A UK-based drugmaker has agreed to pay a record $1.4 billion settlement to the US government in order to end criminal and civil probes into allegations of illegal marketing of opioid addiction treatment medication, according to the Justice Department.
The settlement with Reckitt Benckiser Group (RB Group) will include multiple investigations into a subsidiary, Indivior (formerly Reckitt Benckiser Pharmaceuticals Inc.).
"Opioid withdrawal is difficult, painful, and sometimes dangerous; people struggling to overcome addiction face challenges that can often seem insurmountable," said assistant Attorney General Jody Hunt of the DOJ's Civil Division. "Drug manufacturers marketing products to help opioid addicts are expected to do so honestly and responsibly."
Suboxone, which proved to be a blockbuster-selling drug for Indivior, is an addiction-fighting medication that also contains opioids. Indivior was spun off into a separate company from the RB Group in December 2014, but the exposure and looming litigation and probes related to Suboxone were still attached to the parent company.
On April 9, a federal grand jury in Virginia indicted Indivior for "allegedly engaging in an illicit nationwide scheme to increase prescriptions of Suboxone," according to the DOJ. The company denied the charges and trial is scheduled to start in May 2020.
Federal prosecutors charged that Indivior allegedly marketed a version of Suboxone (Suboxone Film) to medical professionals as less addictive and safer than other drugs containing its active ingredient, the opioid buprenorphine, according to the DOJ statement. -ABC News
According to the indictment, Indivior's "Here to Help" web and phone resources actually funneled opioid-addicted patients to doctors who were actively prescribing Suboxone and other opioids "to more patients than allowed by federal law, at high doses, and in a careless and clinically unwarranted manner."
The company was also accused of discontinuing its tablet form of Suboxone "based on supposed 'concerns regarding pediatric exposure' to tablets, despite Indivior executives' knowledge that the primary reason for the discontinuance was to delay the Food and Drug Administration's approval of generic tablet forms of the drug."

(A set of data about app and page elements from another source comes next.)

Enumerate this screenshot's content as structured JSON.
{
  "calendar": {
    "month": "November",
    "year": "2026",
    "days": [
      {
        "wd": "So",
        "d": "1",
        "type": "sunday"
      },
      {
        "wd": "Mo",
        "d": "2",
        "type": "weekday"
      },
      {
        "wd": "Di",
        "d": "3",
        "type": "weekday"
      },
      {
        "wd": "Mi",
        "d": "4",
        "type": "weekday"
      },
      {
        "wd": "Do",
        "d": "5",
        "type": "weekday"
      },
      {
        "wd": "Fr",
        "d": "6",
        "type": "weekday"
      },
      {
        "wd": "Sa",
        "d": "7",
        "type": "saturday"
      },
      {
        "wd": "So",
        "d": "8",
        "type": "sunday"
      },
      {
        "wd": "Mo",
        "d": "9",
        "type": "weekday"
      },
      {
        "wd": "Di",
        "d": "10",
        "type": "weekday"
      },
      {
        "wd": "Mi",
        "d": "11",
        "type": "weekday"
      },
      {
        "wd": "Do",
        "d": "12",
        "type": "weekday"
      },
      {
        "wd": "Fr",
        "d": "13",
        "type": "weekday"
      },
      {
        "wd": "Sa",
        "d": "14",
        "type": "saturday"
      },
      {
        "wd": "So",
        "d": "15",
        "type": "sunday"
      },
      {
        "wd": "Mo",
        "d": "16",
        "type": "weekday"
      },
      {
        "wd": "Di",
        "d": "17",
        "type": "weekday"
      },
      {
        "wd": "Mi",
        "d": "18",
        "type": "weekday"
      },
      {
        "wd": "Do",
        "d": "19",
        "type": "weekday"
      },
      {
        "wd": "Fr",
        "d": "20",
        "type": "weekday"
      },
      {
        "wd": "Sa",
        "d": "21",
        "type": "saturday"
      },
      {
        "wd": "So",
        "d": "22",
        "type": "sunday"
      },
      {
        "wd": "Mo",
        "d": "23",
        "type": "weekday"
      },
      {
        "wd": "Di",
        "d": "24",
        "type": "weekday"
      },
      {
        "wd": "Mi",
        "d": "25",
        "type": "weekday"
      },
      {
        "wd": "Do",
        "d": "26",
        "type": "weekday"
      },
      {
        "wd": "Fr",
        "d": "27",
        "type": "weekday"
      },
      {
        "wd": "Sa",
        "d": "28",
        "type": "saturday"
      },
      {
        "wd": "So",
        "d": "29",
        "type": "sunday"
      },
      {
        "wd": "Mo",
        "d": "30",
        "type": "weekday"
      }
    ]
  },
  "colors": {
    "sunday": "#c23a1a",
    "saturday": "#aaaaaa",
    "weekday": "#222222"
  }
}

Included in the settlement is an immunity agreement, while RB Group will forfeit $647 million of proceeds from the sale of Indivior - nor will it manufacture, market or sell Schedule 1 - 3 controlled substances for three years.
That said, it's not over for Invidior.
The trial against the RB Group's former subsidiary Invidior is still slated to start next May. Thursday's settlement was only with RB Group, and not Indivior.
In addition, the company also agreed to pay $700 million in civil settlements to the federal government and six states, as well as $50 million to the Federal Trade Commission.
RB issued a statement denying any wrongdoing.
"While RB acted lawfully at all times and expressly denies all allegations that it has engaged in any wrongful conduct, after careful consideration, the board of RB determined that the agreement is in the best interests of the company and its shareholders," they said.